"I didn't learn grammar in school,
and I succeeded in University;
now I teach writing!"
I homeschooled my children without teaching grammar explicitly- until my youngest was struggling with spelling and we began The Good and The Beautiful. Sentence Diagramming! Now it all made sense!
Don't get me wrong. I had some rudiments; I'd learned the basic parts of speech and intuited where to put commas. I learned as I went, but my writing could have excelled beyond my dreams - if only I'd known.
Grammar Helps you to Communicate Clearly
In our world, communication is of utmost importance. Employers are actively looking for applicants that can write clearly and effectively.
Grammar Improves Spoken Language Skills
Grammar rules may be less stringent in spoken language, but the ability to communicate clearly and persuasively is a skill that grammar supports and employers require.
Grammar Supports Logic
Learning grammar allows your student to apply logic by understanding and applying common rules and knowing when they can and should be broken.
Rules are to be Broken
Yes! You heard me right! Until you know the rules you cannot know how to break them for maximum effect.
I understand. I really do! And I have some good news.
While I wholly endorse learning grammar and I know that it can be very useful, there a few reasons that teaching grammar as a separate subject and well beyond the basics may not be helpful!
When we learn a subject isolated from its use our brain has trouble connecting the information.
You know that your student knows the definitions but when you ask what is the verb in the sentence they just look at you blankly? This is an example of this! Definitions and usage are in separate areas of the brain and require more complex connections to pass easily.

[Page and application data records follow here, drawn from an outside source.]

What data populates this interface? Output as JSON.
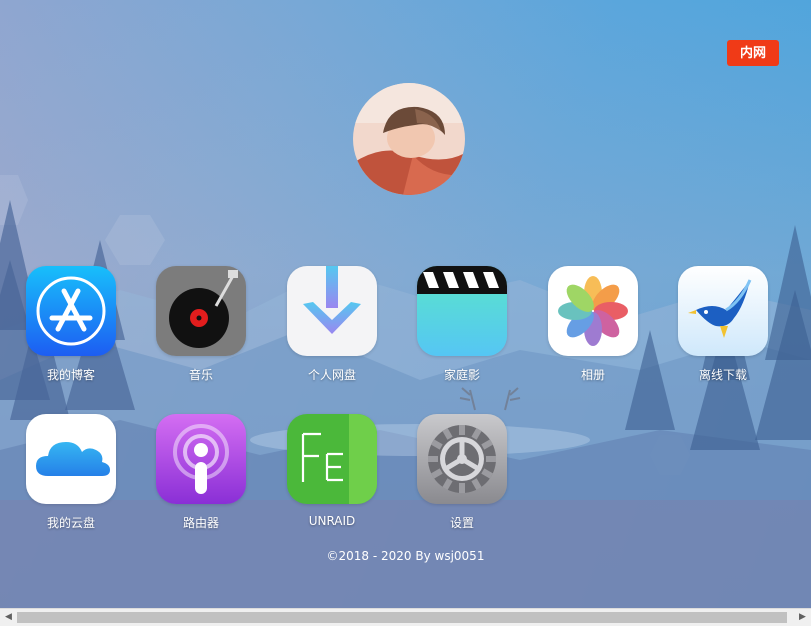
{
  "header": {
    "intranet_label": "内网"
  },
  "apps": [
    {
      "label": "我的博客",
      "icon": "app-store-icon"
    },
    {
      "label": "音乐",
      "icon": "record-player-icon"
    },
    {
      "label": "个人网盘",
      "icon": "download-arrow-icon"
    },
    {
      "label": "家庭影",
      "icon": "clapperboard-icon"
    },
    {
      "label": "相册",
      "icon": "photos-flower-icon"
    },
    {
      "label": "离线下载",
      "icon": "bird-icon"
    },
    {
      "label": "我的云盘",
      "icon": "cloud-icon"
    },
    {
      "label": "路由器",
      "icon": "podcast-icon"
    },
    {
      "label": "UNRAID",
      "icon": "fe-icon"
    },
    {
      "label": "设置",
      "icon": "gear-icon"
    }
  ],
  "footer": {
    "copyright": "©2018 - 2020 By wsj0051"
  },
  "colors": {
    "intranet_button": "#f03a17",
    "label_text": "#ffffff"
  }
}
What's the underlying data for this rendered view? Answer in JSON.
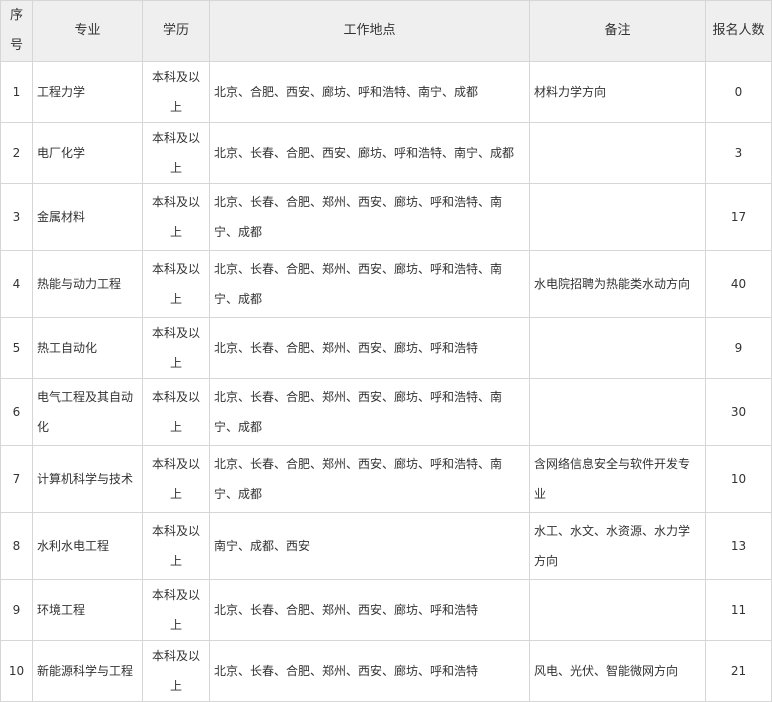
{
  "headers": [
    "序号",
    "专业",
    "学历",
    "工作地点",
    "备注",
    "报名人数"
  ],
  "rows": [
    {
      "no": "1",
      "major": "工程力学",
      "edu": "本科及以上",
      "location": "北京、合肥、西安、廊坊、呼和浩特、南宁、成都",
      "note": "材料力学方向",
      "count": "0"
    },
    {
      "no": "2",
      "major": "电厂化学",
      "edu": "本科及以上",
      "location": "北京、长春、合肥、西安、廊坊、呼和浩特、南宁、成都",
      "note": "",
      "count": "3"
    },
    {
      "no": "3",
      "major": "金属材料",
      "edu": "本科及以上",
      "location": "北京、长春、合肥、郑州、西安、廊坊、呼和浩特、南宁、成都",
      "note": "",
      "count": "17"
    },
    {
      "no": "4",
      "major": "热能与动力工程",
      "edu": "本科及以上",
      "location": "北京、长春、合肥、郑州、西安、廊坊、呼和浩特、南宁、成都",
      "note": "水电院招聘为热能类水动方向",
      "count": "40"
    },
    {
      "no": "5",
      "major": "热工自动化",
      "edu": "本科及以上",
      "location": "北京、长春、合肥、郑州、西安、廊坊、呼和浩特",
      "note": "",
      "count": "9"
    },
    {
      "no": "6",
      "major": "电气工程及其自动化",
      "edu": "本科及以上",
      "location": "北京、长春、合肥、郑州、西安、廊坊、呼和浩特、南宁、成都",
      "note": "",
      "count": "30"
    },
    {
      "no": "7",
      "major": "计算机科学与技术",
      "edu": "本科及以上",
      "location": "北京、长春、合肥、郑州、西安、廊坊、呼和浩特、南宁、成都",
      "note": "含网络信息安全与软件开发专业",
      "count": "10"
    },
    {
      "no": "8",
      "major": "水利水电工程",
      "edu": "本科及以上",
      "location": "南宁、成都、西安",
      "note": "水工、水文、水资源、水力学方向",
      "count": "13"
    },
    {
      "no": "9",
      "major": "环境工程",
      "edu": "本科及以上",
      "location": "北京、长春、合肥、郑州、西安、廊坊、呼和浩特",
      "note": "",
      "count": "11"
    },
    {
      "no": "10",
      "major": "新能源科学与工程",
      "edu": "本科及以上",
      "location": "北京、长春、合肥、郑州、西安、廊坊、呼和浩特",
      "note": "风电、光伏、智能微网方向",
      "count": "21"
    }
  ]
}
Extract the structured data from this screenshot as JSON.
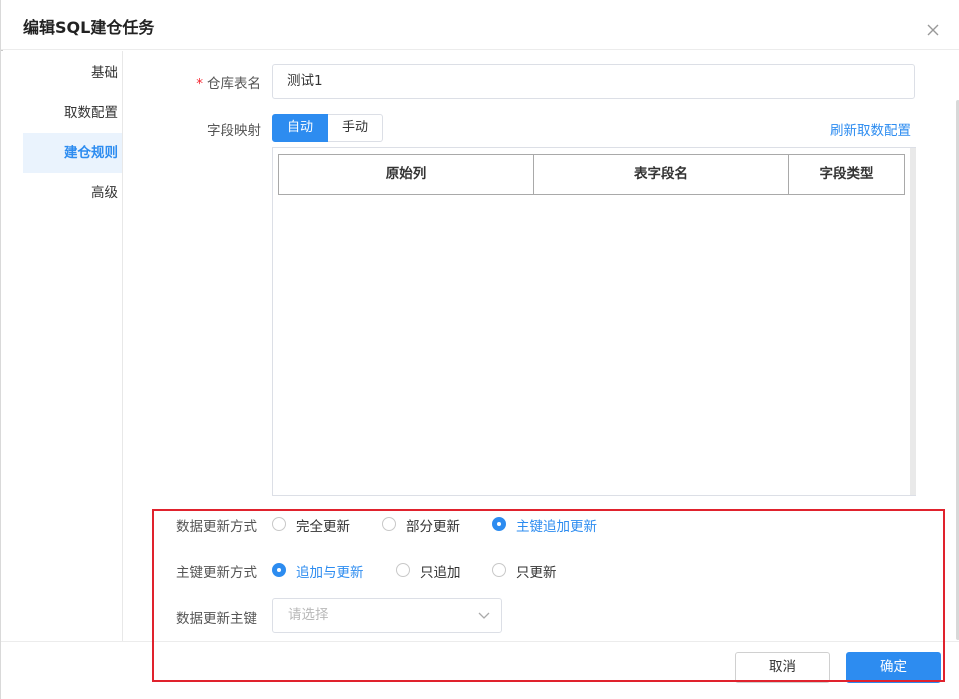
{
  "dialog": {
    "title": "编辑SQL建仓任务"
  },
  "sidebar": {
    "items": [
      {
        "label": "基础",
        "active": false
      },
      {
        "label": "取数配置",
        "active": false
      },
      {
        "label": "建仓规则",
        "active": true
      },
      {
        "label": "高级",
        "active": false
      }
    ]
  },
  "form": {
    "table_name": {
      "label": "仓库表名",
      "value": "测试1",
      "required": true
    },
    "field_mapping": {
      "label": "字段映射",
      "options": [
        "自动",
        "手动"
      ],
      "selected": "自动",
      "refresh_link": "刷新取数配置"
    },
    "mapping_table": {
      "columns": [
        "原始列",
        "表字段名",
        "字段类型"
      ],
      "rows": []
    },
    "update_mode": {
      "label": "数据更新方式",
      "options": [
        "完全更新",
        "部分更新",
        "主键追加更新"
      ],
      "selected": "主键追加更新"
    },
    "key_update_mode": {
      "label": "主键更新方式",
      "options": [
        "追加与更新",
        "只追加",
        "只更新"
      ],
      "selected": "追加与更新"
    },
    "update_key": {
      "label": "数据更新主键",
      "placeholder": "请选择"
    }
  },
  "footer": {
    "cancel_label": "取消",
    "ok_label": "确定"
  },
  "colors": {
    "accent": "#2d8cf0",
    "highlight_border": "#e0222d",
    "required": "#f5222d"
  }
}
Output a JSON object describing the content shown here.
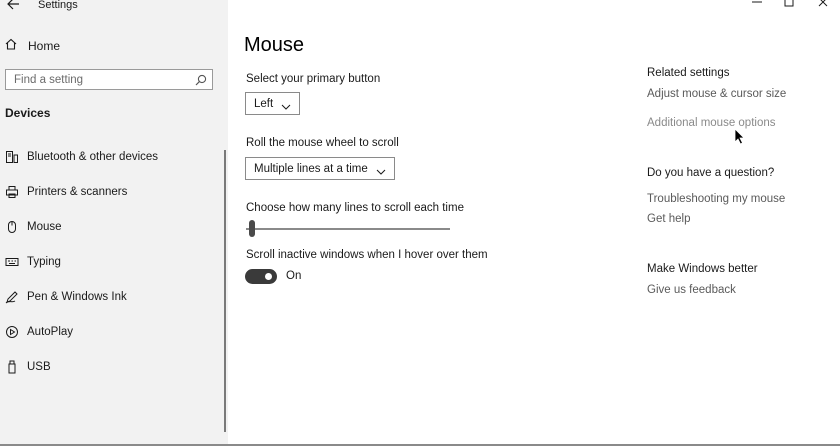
{
  "window": {
    "title": "Settings"
  },
  "sidebar": {
    "home_label": "Home",
    "search_placeholder": "Find a setting",
    "section_title": "Devices",
    "items": [
      {
        "label": "Bluetooth & other devices",
        "icon": "bluetooth-devices-icon"
      },
      {
        "label": "Printers & scanners",
        "icon": "printer-icon"
      },
      {
        "label": "Mouse",
        "icon": "mouse-icon"
      },
      {
        "label": "Typing",
        "icon": "keyboard-icon"
      },
      {
        "label": "Pen & Windows Ink",
        "icon": "pen-icon"
      },
      {
        "label": "AutoPlay",
        "icon": "autoplay-icon"
      },
      {
        "label": "USB",
        "icon": "usb-icon"
      }
    ]
  },
  "main": {
    "title": "Mouse",
    "primary_button": {
      "label": "Select your primary button",
      "value": "Left"
    },
    "scroll_mode": {
      "label": "Roll the mouse wheel to scroll",
      "value": "Multiple lines at a time"
    },
    "scroll_lines": {
      "label": "Choose how many lines to scroll each time",
      "level": 0.03
    },
    "inactive_scroll": {
      "label": "Scroll inactive windows when I hover over them",
      "state": "On"
    }
  },
  "related": {
    "heading": "Related settings",
    "links": [
      "Adjust mouse & cursor size",
      "Additional mouse options"
    ]
  },
  "question": {
    "heading": "Do you have a question?",
    "links": [
      "Troubleshooting my mouse",
      "Get help"
    ]
  },
  "feedback": {
    "heading": "Make Windows better",
    "link": "Give us feedback"
  },
  "colors": {
    "sidebar_bg": "#f2f2f2",
    "toggle_on": "#3a3a3a",
    "link": "#5a5a5a"
  }
}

In the real world, most of us will never have to diagram a sentence or identify the parts of speech.
I prefer to make sure that learning is directed to real world skills and grammar is no exception. This doesn't mean that I don't value the teaching of grammar but that teaching the grammar required to edit punctuation is a far more useful skill in the real world than being able to diagram a long and complex sentence
There is not a huge quantity of grammar required for most punctuation and editing!
Students do need to know where to put a comma and how to use a colon, punctuate quotations and the like.
They do need to recognize in editing when their subject agrees in quantity with the verb, when to capitalize words like mother, and when that the pronoun is correct in the subject or object position of the sentence.
I wholeheartedly endorse grammar especially when taught as an explanation for the real life usage. If your student loves to memorize, or loves diagramming then by all means grammar away! There are advantages to knowing grammar - it explains so much!
But if your student is
-overwhelmed by the endless and seemingly identical rules that call for a different outcome
-are frustrated by the list of definitions for words that seem to have no purpose
-have trouble applying their new definitions to sentences
Then by all means - let it go! Check out the numerous curricula that teach editing with grammar (Fix It Grammar is one example), or just teach them as they learn in the writing process!